* _Problem_: Repeat every entry exactly. Pictures stay out.

Interface dataset entries
****************

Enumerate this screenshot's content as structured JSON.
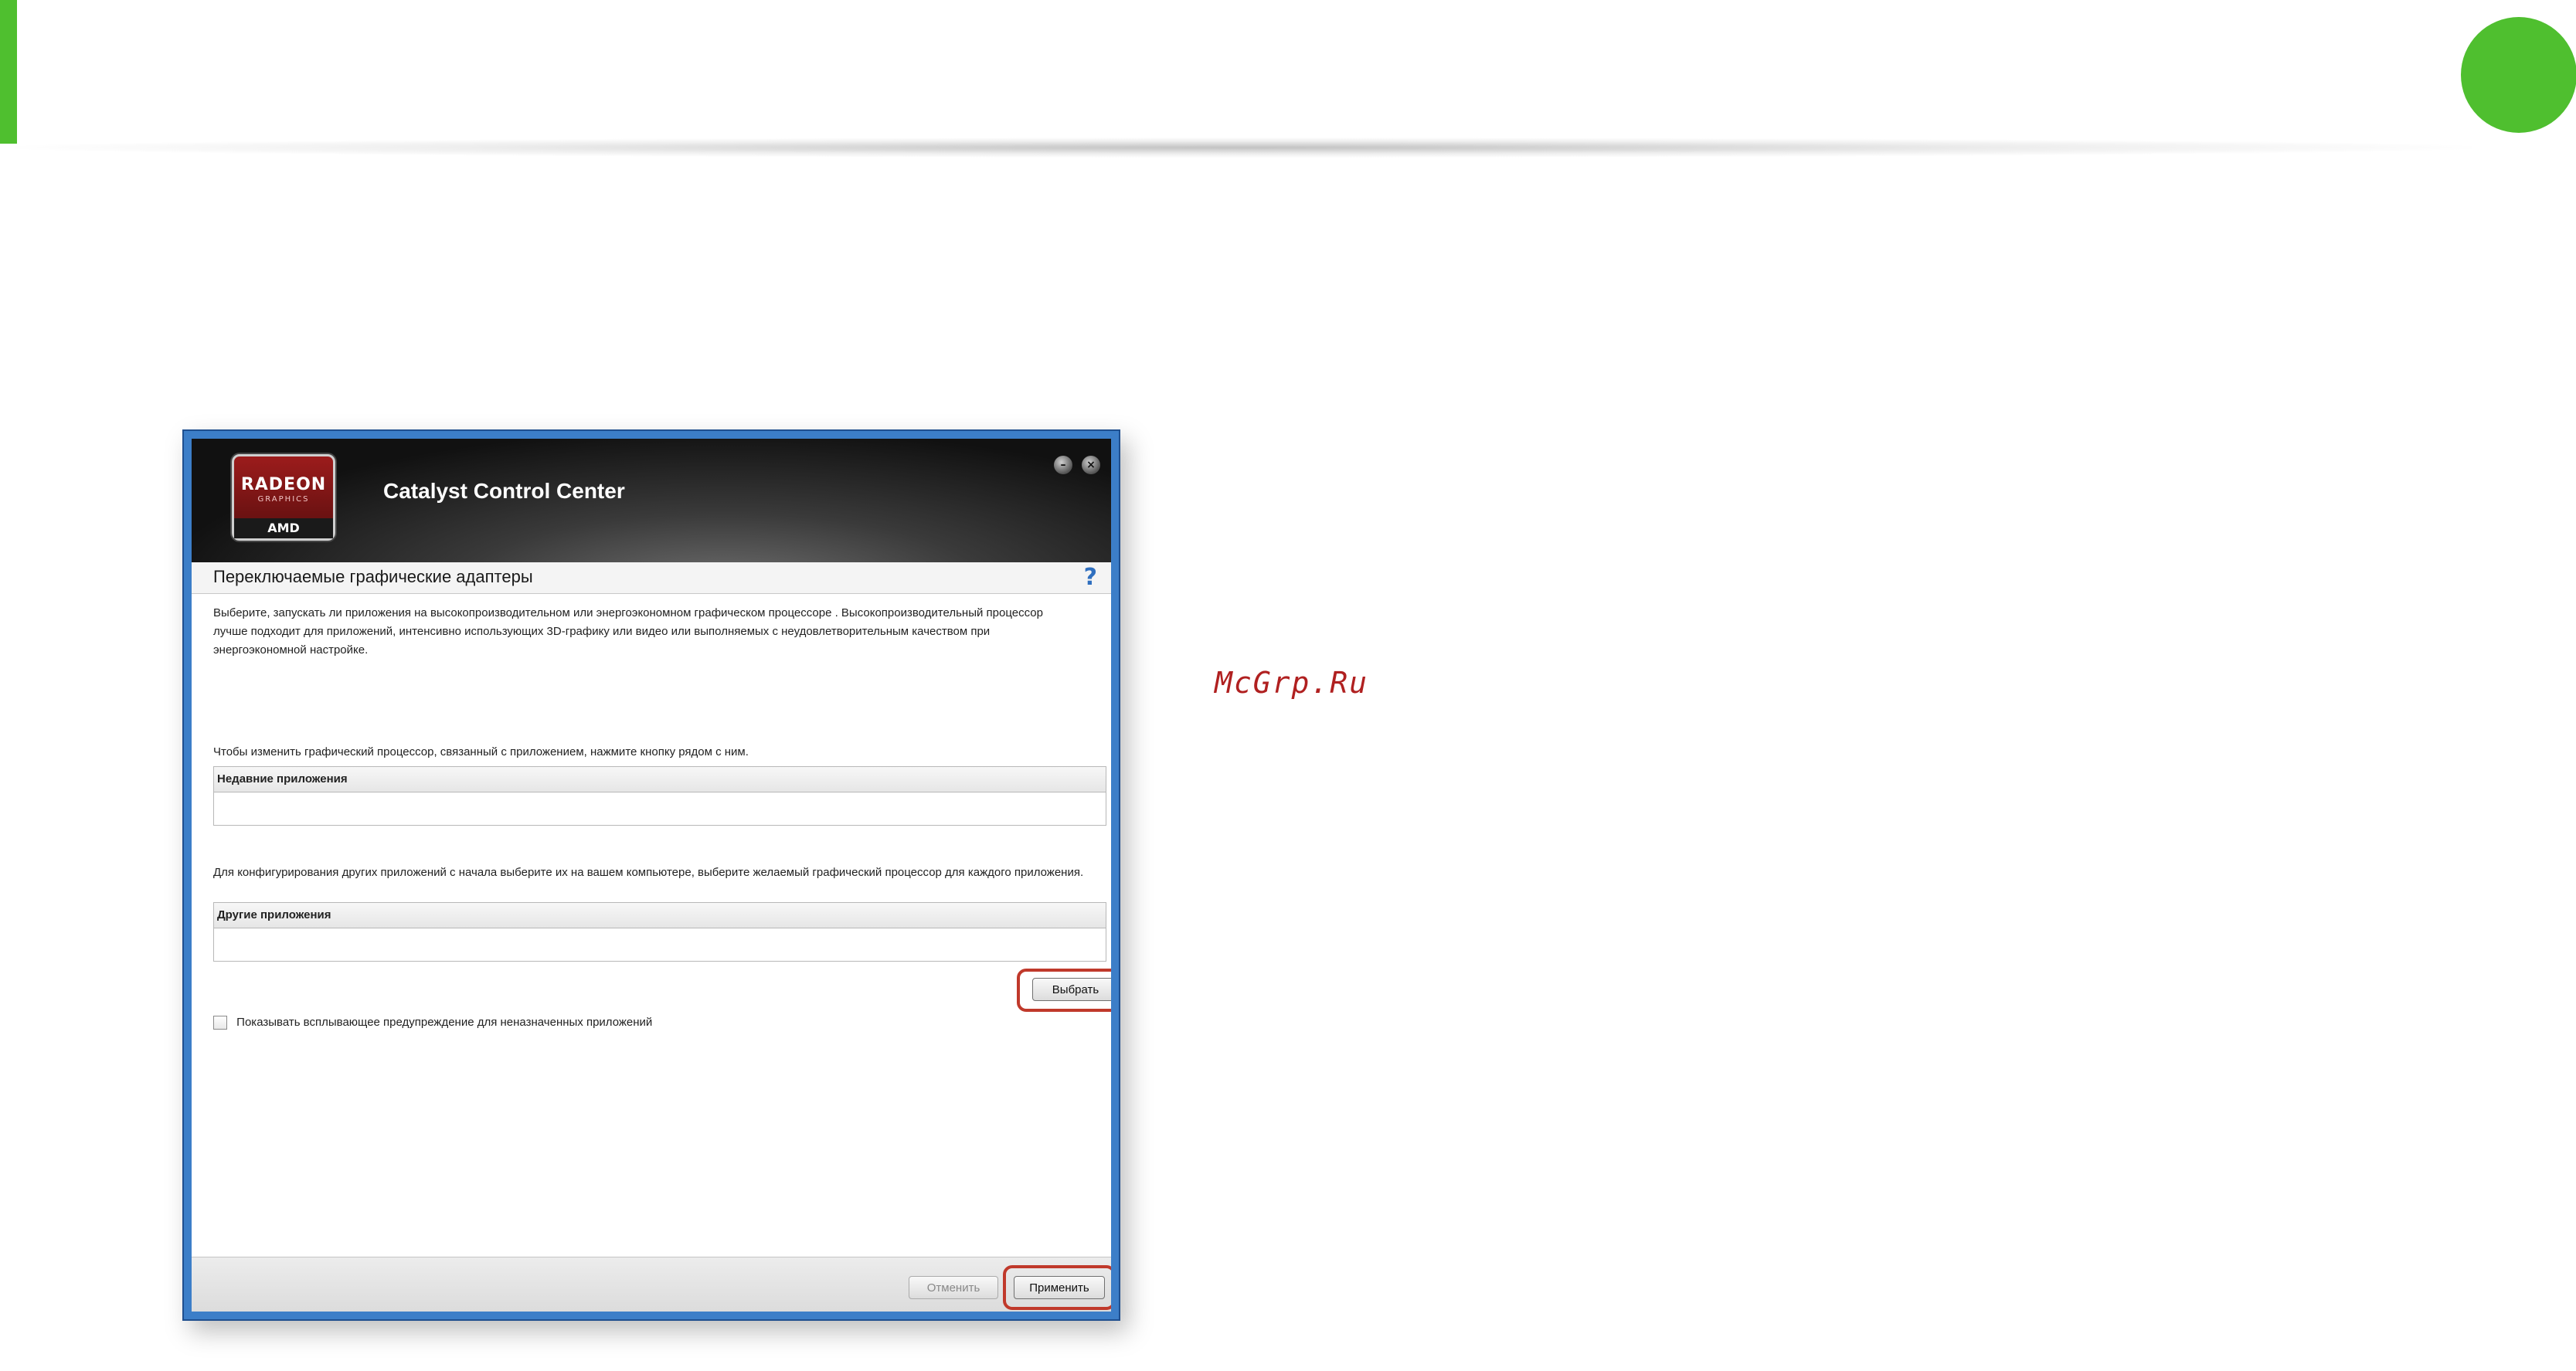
{
  "app": {
    "title": "Catalyst Control Center",
    "logo": {
      "radeon": "RADEON",
      "graphics": "GRAPHICS",
      "brand": "AMD"
    }
  },
  "page": {
    "title": "Переключаемые графические адаптеры",
    "help": "?"
  },
  "content": {
    "intro": "Выберите, запускать ли приложения на высокопроизводительном или энергоэкономном графическом процессоре . Высокопроизводительный процессор лучше подходит для приложений, интенсивно использующих 3D-графику или видео или выполняемых с неудовлетворительным качеством при энергоэкономной настройке.",
    "recent_hint": "Чтобы изменить графический процессор, связанный с приложением, нажмите кнопку рядом с ним.",
    "recent_header": "Недавние приложения",
    "other_hint": "Для конфигурирования других приложений с начала выберите их на вашем компьютере, выберите желаемый графический процессор для каждого приложения.",
    "other_header": "Другие приложения",
    "select_button": "Выбрать",
    "checkbox_label": "Показывать всплывающее предупреждение для неназначенных приложений"
  },
  "footer": {
    "cancel_button": "Отменить",
    "apply_button": "Применить"
  },
  "watermark": "McGrp.Ru",
  "colors": {
    "accent_green": "#4fbf2f",
    "highlight_red": "#c0392b",
    "window_blue": "#3c7ec8"
  }
}
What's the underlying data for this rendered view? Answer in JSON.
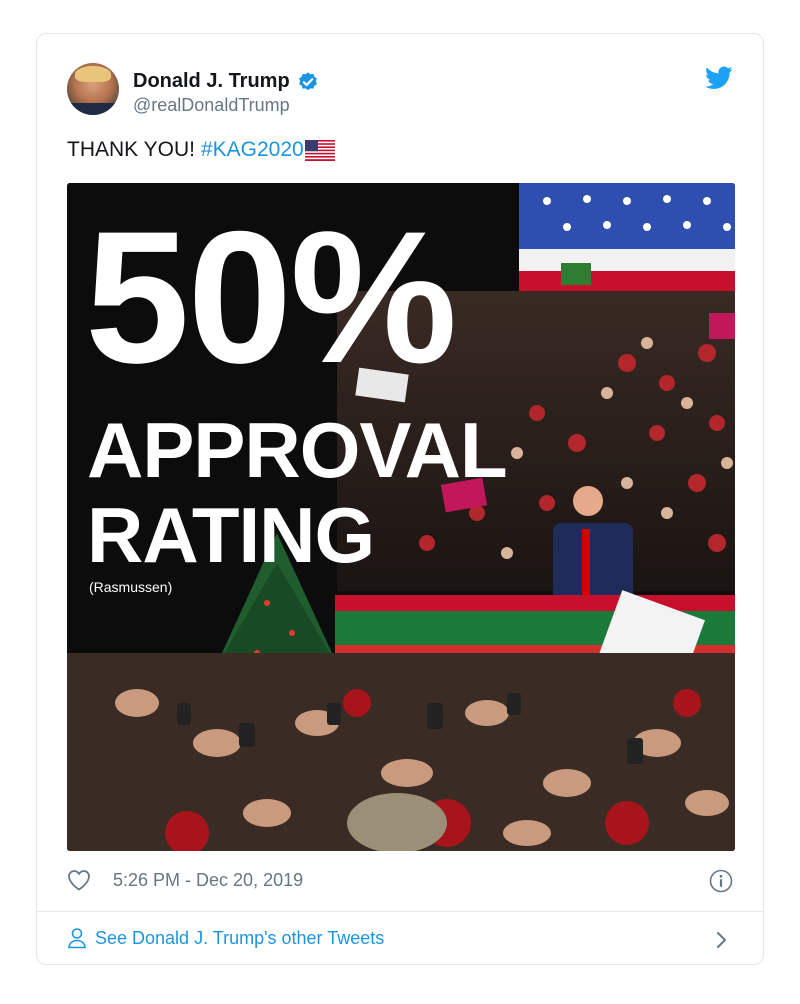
{
  "tweet": {
    "author_name": "Donald J. Trump",
    "handle": "@realDonaldTrump",
    "text": "THANK YOU!",
    "hashtag": "#KAG2020",
    "timestamp": "5:26 PM - Dec 20, 2019",
    "see_more": "See Donald J. Trump's other Tweets"
  },
  "media": {
    "headline_number": "50%",
    "headline_line1": "APPROVAL",
    "headline_line2": "RATING",
    "source": "(Rasmussen)"
  },
  "icons": [
    "verified-badge-icon",
    "twitter-bird-icon",
    "us-flag-emoji",
    "heart-icon",
    "info-icon",
    "person-icon",
    "chevron-right-icon"
  ],
  "colors": {
    "accent": "#1b95e0",
    "text": "#14171a",
    "muted": "#657786",
    "border": "#e1e8ed"
  }
}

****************

* _Task solution_:
Enumerate this screenshot's content as structured JSON.
{
  "app": {
    "title": "Catalyst Control Center",
    "logo": {
      "radeon": "RADEON",
      "graphics": "GRAPHICS",
      "brand": "AMD"
    }
  },
  "page": {
    "title": "Переключаемые графические адаптеры",
    "help": "?"
  },
  "content": {
    "intro": "Выберите, запускать ли приложения на высокопроизводительном или энергоэкономном графическом процессоре . Высокопроизводительный процессор лучше подходит для приложений, интенсивно использующих 3D-графику или видео или выполняемых с неудовлетворительным качеством при энергоэкономной настройке.",
    "recent_hint": "Чтобы изменить графический процессор, связанный с приложением, нажмите кнопку рядом с ним.",
    "recent_header": "Недавние приложения",
    "other_hint": "Для конфигурирования других приложений с начала выберите их на вашем компьютере, выберите желаемый графический процессор для каждого приложения.",
    "other_header": "Другие приложения",
    "select_button": "Выбрать",
    "checkbox_label": "Показывать всплывающее предупреждение для неназначенных приложений"
  },
  "footer": {
    "cancel_button": "Отменить",
    "apply_button": "Применить"
  },
  "watermark": "McGrp.Ru",
  "colors": {
    "accent_green": "#4fbf2f",
    "highlight_red": "#c0392b",
    "window_blue": "#3c7ec8"
  }
}
What's the underlying data for this rendered view? Answer in JSON.
{
  "tweet": {
    "author_name": "Donald J. Trump",
    "handle": "@realDonaldTrump",
    "text": "THANK YOU!",
    "hashtag": "#KAG2020",
    "timestamp": "5:26 PM - Dec 20, 2019",
    "see_more": "See Donald J. Trump's other Tweets"
  },
  "media": {
    "headline_number": "50%",
    "headline_line1": "APPROVAL",
    "headline_line2": "RATING",
    "source": "(Rasmussen)"
  },
  "icons": [
    "verified-badge-icon",
    "twitter-bird-icon",
    "us-flag-emoji",
    "heart-icon",
    "info-icon",
    "person-icon",
    "chevron-right-icon"
  ],
  "colors": {
    "accent": "#1b95e0",
    "text": "#14171a",
    "muted": "#657786",
    "border": "#e1e8ed"
  }
}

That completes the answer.